If we configure edge port with "bpdu-block-on-edge" then if a bpdu is indeed recieved on the edge port then to prevent loop the interface will be shut.

 

Hope this helps.

Ethernet Switching

Re: set protocols rstp interface ge-x/x/x edge

a week ago

You would think for a 30+ year old protocol we'd get this stuff obviously straight -Smiley Sad  OK, what I say may not be 100% accurate, but here goes:

 

#1 This statement below says if interface is enabled for STP edge setting does nothing.  This can be done using either using stp option under protocols or force-version stp option under RSTP.

 

NOTE

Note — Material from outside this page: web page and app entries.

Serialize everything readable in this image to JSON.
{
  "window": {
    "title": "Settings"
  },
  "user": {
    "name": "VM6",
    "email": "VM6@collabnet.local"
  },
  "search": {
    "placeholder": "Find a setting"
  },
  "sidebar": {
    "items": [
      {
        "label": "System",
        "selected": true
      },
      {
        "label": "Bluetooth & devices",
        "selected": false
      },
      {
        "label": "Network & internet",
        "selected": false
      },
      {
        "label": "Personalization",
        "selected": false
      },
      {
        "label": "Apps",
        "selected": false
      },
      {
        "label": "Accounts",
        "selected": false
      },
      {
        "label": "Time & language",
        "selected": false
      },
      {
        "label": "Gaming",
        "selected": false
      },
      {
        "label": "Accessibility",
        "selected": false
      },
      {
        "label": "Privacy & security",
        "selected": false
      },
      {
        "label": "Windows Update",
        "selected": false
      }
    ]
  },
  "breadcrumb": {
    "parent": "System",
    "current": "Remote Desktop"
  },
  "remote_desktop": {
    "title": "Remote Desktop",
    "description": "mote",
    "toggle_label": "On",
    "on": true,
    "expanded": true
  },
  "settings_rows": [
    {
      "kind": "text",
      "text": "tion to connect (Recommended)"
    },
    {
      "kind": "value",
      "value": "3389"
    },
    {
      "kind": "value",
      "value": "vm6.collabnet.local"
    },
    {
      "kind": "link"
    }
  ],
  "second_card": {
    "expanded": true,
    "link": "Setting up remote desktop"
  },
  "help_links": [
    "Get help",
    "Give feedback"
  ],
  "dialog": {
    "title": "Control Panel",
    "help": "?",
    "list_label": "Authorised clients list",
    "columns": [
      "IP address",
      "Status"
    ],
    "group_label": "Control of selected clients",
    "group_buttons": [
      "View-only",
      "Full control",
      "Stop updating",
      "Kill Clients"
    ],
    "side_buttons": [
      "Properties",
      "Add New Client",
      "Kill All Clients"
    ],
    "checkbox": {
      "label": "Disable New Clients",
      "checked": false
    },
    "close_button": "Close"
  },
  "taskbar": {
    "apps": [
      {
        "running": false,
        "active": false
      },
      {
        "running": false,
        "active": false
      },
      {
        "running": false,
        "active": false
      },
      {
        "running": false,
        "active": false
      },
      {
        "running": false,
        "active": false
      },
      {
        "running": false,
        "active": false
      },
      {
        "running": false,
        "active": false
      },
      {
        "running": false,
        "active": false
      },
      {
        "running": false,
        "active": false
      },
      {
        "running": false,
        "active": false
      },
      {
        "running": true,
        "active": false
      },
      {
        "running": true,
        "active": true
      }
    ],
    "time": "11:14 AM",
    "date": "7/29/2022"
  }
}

Although the edge configuration statement appears in the [edit protocols stp interface (all | interface-name)] or [edit protocols rstp force-version stp interface (all | interface-name)] hierarchy on the switch, this statement has no effect on the switch operation if you configure it. 

 

So from this point forward only discuss around RSTP.  Note that RSTP analysis, also covers VSTP and MSTP.  

 

For RSTP configuration, setting the port to edge, I believe, tells the interface NOT to send BPDUs, unless one is received.  If one is received, to then transition to forwarding state immediately and then start sending and receiving BPDUs, unless somehow reset.  Doc's do not seem to cover this, but my best guess is disable/enable/reset/maybe commit causes the interface it to go back to plain edge mode?

 

This is "sort of" like OSPF passive, with an activate option.

 

There is an additional knob called block-on-bpdu.  I "think" this maybe completely independant of RSTP edge configuration, although the doc's seem to imply requires edge config to function - no real idea?  I have no idea what the operation is for an interface with no RSTP edge configured - maybe it does nothing, maybe it provide commit error. The config option is under the protocol RSTP not under edge, and this is the reason for my confusion!  Anyway, . . .

 

This knob has 3 options - disable/drop/shutdown.  Now I "think" this additional behavior is:

 

Disable -  Disable the whole instance, which to me really only applies maybe to MSTP, or maybe it disabled the instance for the whole VLAN with VSTP?  I really have no idea what the actual difference is between Disable and Shutdown, but there must be something.

 

What confuses is me is disable-timeout.  From name, I would think this extra setting is [only] associated with 'disable' knob, but I think it works with shutdown, or maybe both disable and shutdown.  If it is associated with shutdown, why not label it shutdown-timeout or disable-shutdown-timer?  Again confused.

 

Drop - drop the incoming received BPDU but keep the interface up. So basically drop adds in the operation of keep interface up for STP/RSTP enabled interfaces, but dropping received BPDUs, which I think it does but default in at least some products by default.  See below.

 

I 'believe' (at least for EX/QFX from some recent testing) that no matter how an interface is set for STP/RSTP (that is enabled or even deleted) the interface NEVER forwards BPDU.  With disable, maybe expected flood does NOT happen, at least for some Broadcom based models.  

 

Shutdown - for both STP/RSTP shutdown the interface. Only way to recover is reset or via disable-timeout.  See prior discussion on why this extra function is not called shutdown-timeout.

 

I am sure there are some people out there much more knowledgeable from an actual operation standard point, that can maybe answer my confusion or provide better clear answers.  Hopefully it will not take another 30 years to get this crystal clear!

 

HTH